Sunday 7/7

9:00am – 12:00pm, 2:00 – 5:00pm, 6:30-8:30pm  Mindfulness instruction and practice designed to understand the effects of concentrated, sustained mindfulness practice on cognitive and affective processes, integration of affectively charged memories, and development of metacognitive awareness.

Methods: Didactic presentation, guided experiential exercises.

Monday 7/8

9:00 – 11:00am Working with challenging affective and cognitive states. Instruction in the use of mindfulness and compassion practices to work with challenging mind states that arise in more intensive practice and in response to environmental instability.

Methods: Verbal didactic instruction. 2 CE hours.

11:00am – 12:00pm, 2:00 – 5:00pm, 7:00 – 9:00pm Learning consolidation and integration. Review and integrate effects of retreat experience, plan how to apply insights from practice to personal and professional life.

Methods: Verbal didactic instruction, group discussion, Q & A.

Total CE Hours: Tuesday 2; Wednesday – Sunday 4 (4 x 4 = 16); Monday 2 = 20 Total

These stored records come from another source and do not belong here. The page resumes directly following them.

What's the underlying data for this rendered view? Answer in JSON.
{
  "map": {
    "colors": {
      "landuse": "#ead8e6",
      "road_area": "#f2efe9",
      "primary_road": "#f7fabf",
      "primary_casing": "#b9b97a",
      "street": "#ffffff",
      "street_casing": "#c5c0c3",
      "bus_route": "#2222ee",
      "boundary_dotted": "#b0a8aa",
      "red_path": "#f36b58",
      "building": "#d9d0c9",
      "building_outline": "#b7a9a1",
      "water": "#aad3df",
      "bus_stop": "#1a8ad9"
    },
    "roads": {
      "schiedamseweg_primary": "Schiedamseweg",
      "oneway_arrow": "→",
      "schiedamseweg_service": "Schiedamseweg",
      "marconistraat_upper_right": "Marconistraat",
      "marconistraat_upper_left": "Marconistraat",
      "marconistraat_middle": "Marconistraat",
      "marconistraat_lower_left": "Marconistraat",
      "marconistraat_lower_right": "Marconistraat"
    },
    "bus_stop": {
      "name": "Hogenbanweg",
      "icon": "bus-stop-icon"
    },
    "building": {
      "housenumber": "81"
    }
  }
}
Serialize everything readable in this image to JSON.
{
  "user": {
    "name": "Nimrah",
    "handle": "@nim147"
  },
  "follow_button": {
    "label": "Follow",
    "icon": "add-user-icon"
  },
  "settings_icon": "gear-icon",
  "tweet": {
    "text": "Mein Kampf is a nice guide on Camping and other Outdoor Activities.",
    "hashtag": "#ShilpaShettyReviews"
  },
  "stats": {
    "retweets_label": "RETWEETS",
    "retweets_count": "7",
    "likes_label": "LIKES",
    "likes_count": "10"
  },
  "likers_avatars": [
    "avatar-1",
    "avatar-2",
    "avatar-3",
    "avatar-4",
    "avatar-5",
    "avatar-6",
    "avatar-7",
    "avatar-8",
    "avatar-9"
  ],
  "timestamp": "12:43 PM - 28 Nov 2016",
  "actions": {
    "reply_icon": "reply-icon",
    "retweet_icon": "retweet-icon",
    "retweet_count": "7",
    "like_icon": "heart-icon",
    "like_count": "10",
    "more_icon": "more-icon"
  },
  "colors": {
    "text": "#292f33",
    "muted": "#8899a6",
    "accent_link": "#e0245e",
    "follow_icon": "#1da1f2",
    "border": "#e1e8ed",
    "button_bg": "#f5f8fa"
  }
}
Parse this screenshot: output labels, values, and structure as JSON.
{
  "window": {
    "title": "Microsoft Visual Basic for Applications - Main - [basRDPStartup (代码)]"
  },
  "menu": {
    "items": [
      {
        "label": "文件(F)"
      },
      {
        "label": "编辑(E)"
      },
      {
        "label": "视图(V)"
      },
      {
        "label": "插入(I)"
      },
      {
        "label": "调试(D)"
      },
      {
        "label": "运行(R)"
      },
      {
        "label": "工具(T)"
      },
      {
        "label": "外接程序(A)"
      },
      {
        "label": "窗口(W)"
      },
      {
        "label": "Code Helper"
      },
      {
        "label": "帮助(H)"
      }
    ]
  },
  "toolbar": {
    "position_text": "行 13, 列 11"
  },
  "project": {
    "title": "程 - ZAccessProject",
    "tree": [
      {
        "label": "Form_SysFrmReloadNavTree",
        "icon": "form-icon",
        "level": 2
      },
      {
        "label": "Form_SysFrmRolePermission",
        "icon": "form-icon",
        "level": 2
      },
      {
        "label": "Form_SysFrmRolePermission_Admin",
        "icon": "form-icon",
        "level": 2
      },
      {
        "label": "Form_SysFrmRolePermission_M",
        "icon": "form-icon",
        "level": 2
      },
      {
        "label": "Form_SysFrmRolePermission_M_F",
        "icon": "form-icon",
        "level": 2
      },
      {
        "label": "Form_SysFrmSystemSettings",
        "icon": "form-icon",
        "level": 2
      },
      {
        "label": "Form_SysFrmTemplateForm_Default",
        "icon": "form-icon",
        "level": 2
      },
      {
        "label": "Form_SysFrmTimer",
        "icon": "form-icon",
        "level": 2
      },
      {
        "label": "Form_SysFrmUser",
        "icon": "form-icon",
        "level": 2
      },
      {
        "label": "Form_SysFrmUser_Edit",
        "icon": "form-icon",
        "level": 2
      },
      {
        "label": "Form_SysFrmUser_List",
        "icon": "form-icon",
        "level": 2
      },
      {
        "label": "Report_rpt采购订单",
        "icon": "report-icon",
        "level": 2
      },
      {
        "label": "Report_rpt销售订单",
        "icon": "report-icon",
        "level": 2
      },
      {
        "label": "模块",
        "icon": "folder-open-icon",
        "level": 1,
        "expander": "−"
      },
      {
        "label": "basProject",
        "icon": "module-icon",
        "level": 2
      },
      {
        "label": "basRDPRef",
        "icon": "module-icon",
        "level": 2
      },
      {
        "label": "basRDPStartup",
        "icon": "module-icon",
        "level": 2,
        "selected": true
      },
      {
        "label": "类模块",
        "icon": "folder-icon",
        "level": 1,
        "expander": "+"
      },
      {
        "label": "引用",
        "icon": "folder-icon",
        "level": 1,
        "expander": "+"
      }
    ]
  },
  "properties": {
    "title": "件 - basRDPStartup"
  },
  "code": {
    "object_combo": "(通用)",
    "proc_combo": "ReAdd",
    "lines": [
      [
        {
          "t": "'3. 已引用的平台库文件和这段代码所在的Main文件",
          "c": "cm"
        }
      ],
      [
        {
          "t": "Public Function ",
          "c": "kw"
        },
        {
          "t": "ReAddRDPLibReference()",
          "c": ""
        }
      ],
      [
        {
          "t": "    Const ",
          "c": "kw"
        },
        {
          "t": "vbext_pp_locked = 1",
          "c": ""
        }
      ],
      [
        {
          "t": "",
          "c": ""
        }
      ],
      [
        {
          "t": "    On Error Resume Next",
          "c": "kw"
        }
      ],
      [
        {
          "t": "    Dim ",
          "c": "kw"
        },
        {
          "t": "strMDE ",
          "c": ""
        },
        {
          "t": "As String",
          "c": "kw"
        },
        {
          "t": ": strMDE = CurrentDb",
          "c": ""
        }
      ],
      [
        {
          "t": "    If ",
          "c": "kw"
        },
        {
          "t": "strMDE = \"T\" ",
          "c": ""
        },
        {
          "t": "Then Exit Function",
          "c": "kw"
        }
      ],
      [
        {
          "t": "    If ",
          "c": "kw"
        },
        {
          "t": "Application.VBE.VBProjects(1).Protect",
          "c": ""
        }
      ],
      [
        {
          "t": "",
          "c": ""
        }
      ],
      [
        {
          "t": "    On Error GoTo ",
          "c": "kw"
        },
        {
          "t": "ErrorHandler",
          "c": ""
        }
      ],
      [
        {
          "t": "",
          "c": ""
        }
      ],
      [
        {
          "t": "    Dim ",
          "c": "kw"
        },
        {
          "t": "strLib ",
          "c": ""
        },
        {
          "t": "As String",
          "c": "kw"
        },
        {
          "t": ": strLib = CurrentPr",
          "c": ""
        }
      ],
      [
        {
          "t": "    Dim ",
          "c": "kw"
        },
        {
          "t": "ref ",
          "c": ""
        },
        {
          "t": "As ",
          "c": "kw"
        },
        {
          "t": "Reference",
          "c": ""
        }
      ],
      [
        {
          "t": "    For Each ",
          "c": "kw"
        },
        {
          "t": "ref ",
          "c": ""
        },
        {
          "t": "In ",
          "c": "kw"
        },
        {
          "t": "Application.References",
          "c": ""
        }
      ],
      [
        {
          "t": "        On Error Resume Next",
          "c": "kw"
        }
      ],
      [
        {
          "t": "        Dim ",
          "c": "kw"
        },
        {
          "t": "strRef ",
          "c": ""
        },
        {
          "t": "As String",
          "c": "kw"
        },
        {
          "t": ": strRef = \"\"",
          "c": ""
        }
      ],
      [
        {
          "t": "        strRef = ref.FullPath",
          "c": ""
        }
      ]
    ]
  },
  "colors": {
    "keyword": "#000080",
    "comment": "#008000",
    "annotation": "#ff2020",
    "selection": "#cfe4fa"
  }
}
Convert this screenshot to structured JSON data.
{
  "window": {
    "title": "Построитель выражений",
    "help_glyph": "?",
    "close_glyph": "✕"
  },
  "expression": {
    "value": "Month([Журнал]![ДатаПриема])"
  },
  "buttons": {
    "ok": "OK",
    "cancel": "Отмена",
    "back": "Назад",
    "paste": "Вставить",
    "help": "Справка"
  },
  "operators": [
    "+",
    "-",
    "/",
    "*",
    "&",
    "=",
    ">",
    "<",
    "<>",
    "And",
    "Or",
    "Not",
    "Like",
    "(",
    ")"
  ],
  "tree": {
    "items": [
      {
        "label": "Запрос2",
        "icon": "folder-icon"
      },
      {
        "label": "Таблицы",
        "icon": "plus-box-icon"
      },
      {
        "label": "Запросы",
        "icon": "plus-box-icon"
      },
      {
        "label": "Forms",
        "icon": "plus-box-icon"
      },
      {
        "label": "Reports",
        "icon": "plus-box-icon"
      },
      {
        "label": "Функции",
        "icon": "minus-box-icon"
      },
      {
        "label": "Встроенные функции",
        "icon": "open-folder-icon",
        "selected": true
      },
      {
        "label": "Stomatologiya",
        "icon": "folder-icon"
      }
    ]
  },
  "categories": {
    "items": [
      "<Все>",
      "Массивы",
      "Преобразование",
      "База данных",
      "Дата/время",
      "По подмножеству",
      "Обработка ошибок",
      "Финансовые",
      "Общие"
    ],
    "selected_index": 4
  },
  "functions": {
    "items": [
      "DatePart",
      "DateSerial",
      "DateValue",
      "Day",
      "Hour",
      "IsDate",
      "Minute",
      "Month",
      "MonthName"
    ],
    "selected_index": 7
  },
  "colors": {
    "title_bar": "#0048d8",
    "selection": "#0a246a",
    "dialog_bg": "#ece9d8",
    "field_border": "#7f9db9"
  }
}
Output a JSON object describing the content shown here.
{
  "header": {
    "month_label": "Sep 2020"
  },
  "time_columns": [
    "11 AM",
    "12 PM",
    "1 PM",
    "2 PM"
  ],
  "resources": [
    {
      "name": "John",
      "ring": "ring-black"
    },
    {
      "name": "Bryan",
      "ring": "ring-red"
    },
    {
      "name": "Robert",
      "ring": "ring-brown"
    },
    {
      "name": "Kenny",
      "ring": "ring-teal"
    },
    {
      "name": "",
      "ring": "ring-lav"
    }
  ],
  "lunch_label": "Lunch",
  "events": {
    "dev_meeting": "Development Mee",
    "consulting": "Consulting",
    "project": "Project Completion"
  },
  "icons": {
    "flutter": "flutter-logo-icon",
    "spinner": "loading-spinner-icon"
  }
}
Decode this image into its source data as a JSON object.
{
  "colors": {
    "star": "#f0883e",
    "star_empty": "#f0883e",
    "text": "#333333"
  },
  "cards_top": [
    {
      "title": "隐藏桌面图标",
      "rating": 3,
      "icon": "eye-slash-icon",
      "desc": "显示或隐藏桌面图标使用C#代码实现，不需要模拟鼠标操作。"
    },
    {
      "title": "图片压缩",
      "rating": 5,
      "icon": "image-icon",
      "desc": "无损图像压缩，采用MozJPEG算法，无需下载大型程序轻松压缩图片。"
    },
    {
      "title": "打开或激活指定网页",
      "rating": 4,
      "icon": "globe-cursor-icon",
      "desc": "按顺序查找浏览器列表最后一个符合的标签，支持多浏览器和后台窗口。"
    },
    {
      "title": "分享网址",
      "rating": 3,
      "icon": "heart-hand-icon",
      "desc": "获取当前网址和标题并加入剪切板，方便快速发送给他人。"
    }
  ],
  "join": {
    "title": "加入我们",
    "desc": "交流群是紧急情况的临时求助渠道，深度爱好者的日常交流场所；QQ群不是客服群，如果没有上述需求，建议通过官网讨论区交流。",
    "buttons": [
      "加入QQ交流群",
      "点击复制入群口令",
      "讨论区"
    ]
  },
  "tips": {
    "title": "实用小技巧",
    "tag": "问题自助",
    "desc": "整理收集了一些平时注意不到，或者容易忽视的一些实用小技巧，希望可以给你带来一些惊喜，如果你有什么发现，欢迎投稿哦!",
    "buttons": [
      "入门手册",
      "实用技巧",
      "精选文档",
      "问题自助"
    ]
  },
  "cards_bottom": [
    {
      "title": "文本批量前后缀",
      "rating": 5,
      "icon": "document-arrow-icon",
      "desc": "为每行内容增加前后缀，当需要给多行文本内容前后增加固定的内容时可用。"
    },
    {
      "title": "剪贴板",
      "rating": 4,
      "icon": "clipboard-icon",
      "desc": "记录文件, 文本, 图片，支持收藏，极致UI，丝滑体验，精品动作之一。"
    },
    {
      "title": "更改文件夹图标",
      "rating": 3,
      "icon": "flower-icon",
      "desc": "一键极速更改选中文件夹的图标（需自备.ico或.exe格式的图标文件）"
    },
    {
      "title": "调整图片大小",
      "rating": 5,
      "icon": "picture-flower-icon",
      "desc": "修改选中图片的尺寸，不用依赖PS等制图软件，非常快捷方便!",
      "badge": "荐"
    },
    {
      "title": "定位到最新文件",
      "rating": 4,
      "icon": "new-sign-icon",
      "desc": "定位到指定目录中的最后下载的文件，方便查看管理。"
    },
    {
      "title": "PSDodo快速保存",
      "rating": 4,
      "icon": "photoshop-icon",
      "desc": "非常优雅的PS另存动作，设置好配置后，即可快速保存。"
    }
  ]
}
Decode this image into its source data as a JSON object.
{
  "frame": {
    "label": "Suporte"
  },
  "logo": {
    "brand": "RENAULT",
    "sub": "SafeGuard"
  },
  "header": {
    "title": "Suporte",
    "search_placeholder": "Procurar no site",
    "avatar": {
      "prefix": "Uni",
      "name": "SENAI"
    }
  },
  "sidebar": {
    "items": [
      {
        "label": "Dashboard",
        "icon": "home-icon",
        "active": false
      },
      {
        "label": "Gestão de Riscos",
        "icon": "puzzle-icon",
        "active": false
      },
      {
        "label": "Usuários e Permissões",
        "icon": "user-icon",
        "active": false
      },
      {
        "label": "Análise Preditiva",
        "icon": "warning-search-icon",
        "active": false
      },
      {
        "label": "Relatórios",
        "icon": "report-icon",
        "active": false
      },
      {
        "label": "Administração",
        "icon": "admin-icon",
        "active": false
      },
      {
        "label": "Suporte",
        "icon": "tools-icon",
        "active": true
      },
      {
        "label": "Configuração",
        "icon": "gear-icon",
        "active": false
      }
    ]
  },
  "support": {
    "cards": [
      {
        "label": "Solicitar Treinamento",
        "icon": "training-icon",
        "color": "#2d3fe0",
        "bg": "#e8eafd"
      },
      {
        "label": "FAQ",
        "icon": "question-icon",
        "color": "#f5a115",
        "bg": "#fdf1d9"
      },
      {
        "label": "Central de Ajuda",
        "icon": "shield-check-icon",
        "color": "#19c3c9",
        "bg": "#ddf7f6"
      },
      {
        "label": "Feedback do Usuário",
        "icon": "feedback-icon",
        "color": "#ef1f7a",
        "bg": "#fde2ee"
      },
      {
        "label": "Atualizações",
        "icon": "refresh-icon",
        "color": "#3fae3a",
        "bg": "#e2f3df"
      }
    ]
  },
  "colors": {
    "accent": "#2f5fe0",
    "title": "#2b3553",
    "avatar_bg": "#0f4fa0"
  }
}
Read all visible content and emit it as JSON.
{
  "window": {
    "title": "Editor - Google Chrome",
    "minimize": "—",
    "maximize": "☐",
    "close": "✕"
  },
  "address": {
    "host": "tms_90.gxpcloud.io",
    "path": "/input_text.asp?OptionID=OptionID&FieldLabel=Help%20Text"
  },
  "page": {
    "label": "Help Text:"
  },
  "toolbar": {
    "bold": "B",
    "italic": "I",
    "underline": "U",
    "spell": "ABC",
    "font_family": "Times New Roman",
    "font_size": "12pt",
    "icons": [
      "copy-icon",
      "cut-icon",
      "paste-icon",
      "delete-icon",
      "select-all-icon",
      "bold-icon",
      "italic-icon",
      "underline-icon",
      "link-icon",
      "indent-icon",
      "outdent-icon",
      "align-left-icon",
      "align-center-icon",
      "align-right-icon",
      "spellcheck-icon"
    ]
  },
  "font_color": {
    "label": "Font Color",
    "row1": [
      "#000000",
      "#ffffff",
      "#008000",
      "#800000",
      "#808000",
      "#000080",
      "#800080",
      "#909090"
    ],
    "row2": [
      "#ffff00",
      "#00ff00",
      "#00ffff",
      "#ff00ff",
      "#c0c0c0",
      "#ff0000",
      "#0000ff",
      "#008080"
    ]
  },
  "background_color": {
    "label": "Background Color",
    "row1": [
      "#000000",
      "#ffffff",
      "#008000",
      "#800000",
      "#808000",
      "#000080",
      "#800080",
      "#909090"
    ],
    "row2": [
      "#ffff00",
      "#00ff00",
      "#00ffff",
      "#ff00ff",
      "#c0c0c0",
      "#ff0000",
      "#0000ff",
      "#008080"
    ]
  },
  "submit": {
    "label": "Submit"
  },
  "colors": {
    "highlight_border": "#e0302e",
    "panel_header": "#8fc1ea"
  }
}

PLEASE NOTE: The program includes many hours of meditation instruction and practice that are not part of the formal didactic clinical education hours for which CEs are being requested.

 


COVID Safety Measures: Please review our current COVID Safety Measures, which are subject to change.

Teachers

Bill Morgan, PsyD
Bill Morgan, PsyD is a clinical psychologist who has been practicing meditation for over 35 years in both Zen and Vipassana traditions. He has participated in more than 6 years of silent retreats, and once lived in a Trappist monastery for 6 months. He has a private practice in two Boston locations. Bill is a board member of the Institute for Meditation and Psychotherapy, a non-profit organization in Boston, which offers seminars, courses, retreats and a certificate program for mental health professionals. He is a contributing author to Mindfulness and Psychotherapy, a best selling text in its second edition. billandsusan.org
Learn more about Bill Morgan, PsyD
Susan Morgan, MSN, RN, CS
Susan Morgan is a psychotherapist in private practice in Cambridge, MA. She consults with therapists who are interested in deepening therapeutic presence. Susan completed a 4-year silent mindfulness meditation retreat along with her partner, Bill in 2013. She has co-led retreats for psychotherapists with Bill for the past 15 years and together also lead small on-line study-practice groups or sanghas for psychotherapists. Lovingkindness and mindfulness of the body are integral to her mindfulness teaching. Susan is a board member of the Institute for Meditation and Psychotherapy, a non-profit organization in Boston, which offers seminars, courses, retreats and a certificate program…
Learn more about Susan Morgan, MSN, RN, CS
Ron Siegel, PsyD
Dr. Ronald D. Siegel is Assistant Professor of Psychology, part time, Harvard Medical School; serves on the Board of Directors and faculty, Institute for Meditation and Psychotherapy; is author of The Extraordinary Gift of Being Ordinary: Finding Happiness Right Where You Are; The Mindfulness Solution: Everyday Practices for Everyday Problems, coauthor of Sitting Together: Essential Skills for Mindfulness-Based Psychotherapy and Back Sense; coeditor of Mindfulness and Psychotherapy and Wisdom and Compassion in Psychotherapy: Deepening Mindfulness in Clinical Practice; and professor for The Science of Mindfulness: A Research-Based Path to Well-Being produced by The Great Courses. He is also a regular…
Learn more about Ron Siegel, PsyD